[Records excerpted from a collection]
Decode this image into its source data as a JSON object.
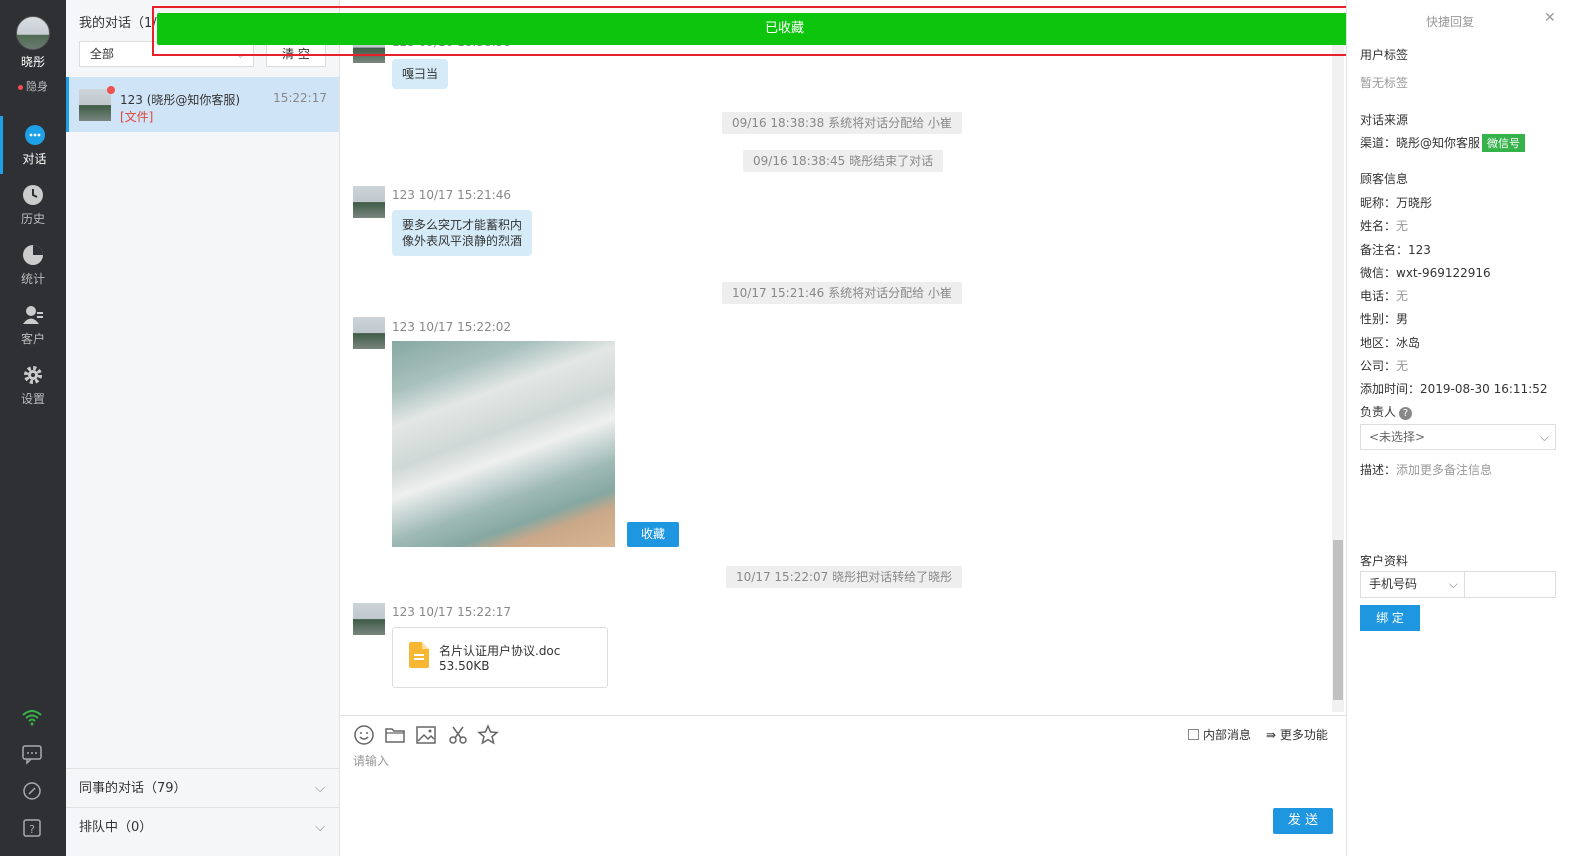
{
  "nav": {
    "user_name": "晓彤",
    "user_status": "隐身",
    "items": [
      {
        "label": "对话",
        "icon": "chat-bubble-icon"
      },
      {
        "label": "历史",
        "icon": "clock-icon"
      },
      {
        "label": "统计",
        "icon": "pie-chart-icon"
      },
      {
        "label": "客户",
        "icon": "customer-icon"
      },
      {
        "label": "设置",
        "icon": "gear-icon"
      }
    ],
    "bottom_icons": [
      "wifi-icon",
      "message-icon",
      "link-icon",
      "help-icon"
    ]
  },
  "convlist": {
    "title": "我的对话（1/",
    "filter_value": "全部",
    "clear_label": "清 空",
    "item": {
      "name": "123 (晓彤@知你客服)",
      "subtitle": "[文件]",
      "time": "15:22:17"
    },
    "colleague_label": "同事的对话（79）",
    "queue_label": "排队中（0）"
  },
  "toast": {
    "text": "已收藏",
    "color": "#0ec50e"
  },
  "chat": {
    "top_bubble": "嘎彐当",
    "top_meta_fragment": "123 09/16 18:38:38",
    "sys1": "09/16 18:38:38 系统将对话分配给 小崔",
    "sys2": "09/16 18:38:45 晓彤结束了对话",
    "msg1_meta": "123 10/17 15:21:46",
    "msg1_text_line1": "要多么突兀才能蓄积内",
    "msg1_text_line2": "像外表风平浪静的烈酒",
    "sys3": "10/17 15:21:46 系统将对话分配给 小崔",
    "msg2_meta": "123 10/17 15:22:02",
    "fav_label": "收藏",
    "sys4": "10/17 15:22:07 晓彤把对话转给了晓彤",
    "msg3_meta": "123 10/17 15:22:17",
    "file_name": "名片认证用户协议.doc",
    "file_size": "53.50KB"
  },
  "composer": {
    "tools": [
      "emoji-icon",
      "folder-icon",
      "image-icon",
      "scissors-icon",
      "star-icon"
    ],
    "internal_label": "内部消息",
    "more_label": "更多功能",
    "placeholder": "请输入",
    "send_label": "发 送"
  },
  "rpanel": {
    "quick_reply": "快捷回复",
    "user_tags": "用户标签",
    "no_tags": "暂无标签",
    "source_title": "对话来源",
    "channel_label": "渠道：晓彤@知你客服",
    "channel_badge": "微信号",
    "customer_title": "顾客信息",
    "nickname_label": "昵称：",
    "nickname_value": "万晓彤",
    "name_label": "姓名：",
    "name_value": "无",
    "remark_label": "备注名：",
    "remark_value": "123",
    "wechat_label": "微信：",
    "wechat_value": "wxt-969122916",
    "phone_label": "电话：",
    "phone_value": "无",
    "gender_label": "性别：",
    "gender_value": "男",
    "region_label": "地区：",
    "region_value": "冰岛",
    "company_label": "公司：",
    "company_value": "无",
    "added_label": "添加时间：",
    "added_value": "2019-08-30 16:11:52",
    "owner_label": "负责人",
    "owner_select": "<未选择>",
    "desc_label": "描述：",
    "desc_placeholder": "添加更多备注信息",
    "profile_title": "客户资料",
    "phone_select": "手机号码",
    "bind_label": "绑 定"
  }
}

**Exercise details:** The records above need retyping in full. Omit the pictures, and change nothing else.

**Task output:**
Decode this image into its source data as a JSON object.
{
  "nav": {
    "user_name": "晓彤",
    "user_status": "隐身",
    "items": [
      {
        "label": "对话",
        "icon": "chat-bubble-icon"
      },
      {
        "label": "历史",
        "icon": "clock-icon"
      },
      {
        "label": "统计",
        "icon": "pie-chart-icon"
      },
      {
        "label": "客户",
        "icon": "customer-icon"
      },
      {
        "label": "设置",
        "icon": "gear-icon"
      }
    ],
    "bottom_icons": [
      "wifi-icon",
      "message-icon",
      "link-icon",
      "help-icon"
    ]
  },
  "convlist": {
    "title": "我的对话（1/",
    "filter_value": "全部",
    "clear_label": "清 空",
    "item": {
      "name": "123 (晓彤@知你客服)",
      "subtitle": "[文件]",
      "time": "15:22:17"
    },
    "colleague_label": "同事的对话（79）",
    "queue_label": "排队中（0）"
  },
  "toast": {
    "text": "已收藏",
    "color": "#0ec50e"
  },
  "chat": {
    "top_bubble": "嘎彐当",
    "top_meta_fragment": "123 09/16 18:38:38",
    "sys1": "09/16 18:38:38 系统将对话分配给 小崔",
    "sys2": "09/16 18:38:45 晓彤结束了对话",
    "msg1_meta": "123 10/17 15:21:46",
    "msg1_text_line1": "要多么突兀才能蓄积内",
    "msg1_text_line2": "像外表风平浪静的烈酒",
    "sys3": "10/17 15:21:46 系统将对话分配给 小崔",
    "msg2_meta": "123 10/17 15:22:02",
    "fav_label": "收藏",
    "sys4": "10/17 15:22:07 晓彤把对话转给了晓彤",
    "msg3_meta": "123 10/17 15:22:17",
    "file_name": "名片认证用户协议.doc",
    "file_size": "53.50KB"
  },
  "composer": {
    "tools": [
      "emoji-icon",
      "folder-icon",
      "image-icon",
      "scissors-icon",
      "star-icon"
    ],
    "internal_label": "内部消息",
    "more_label": "更多功能",
    "placeholder": "请输入",
    "send_label": "发 送"
  },
  "rpanel": {
    "quick_reply": "快捷回复",
    "user_tags": "用户标签",
    "no_tags": "暂无标签",
    "source_title": "对话来源",
    "channel_label": "渠道：晓彤@知你客服",
    "channel_badge": "微信号",
    "customer_title": "顾客信息",
    "nickname_label": "昵称：",
    "nickname_value": "万晓彤",
    "name_label": "姓名：",
    "name_value": "无",
    "remark_label": "备注名：",
    "remark_value": "123",
    "wechat_label": "微信：",
    "wechat_value": "wxt-969122916",
    "phone_label": "电话：",
    "phone_value": "无",
    "gender_label": "性别：",
    "gender_value": "男",
    "region_label": "地区：",
    "region_value": "冰岛",
    "company_label": "公司：",
    "company_value": "无",
    "added_label": "添加时间：",
    "added_value": "2019-08-30 16:11:52",
    "owner_label": "负责人",
    "owner_select": "<未选择>",
    "desc_label": "描述：",
    "desc_placeholder": "添加更多备注信息",
    "profile_title": "客户资料",
    "phone_select": "手机号码",
    "bind_label": "绑 定"
  }
}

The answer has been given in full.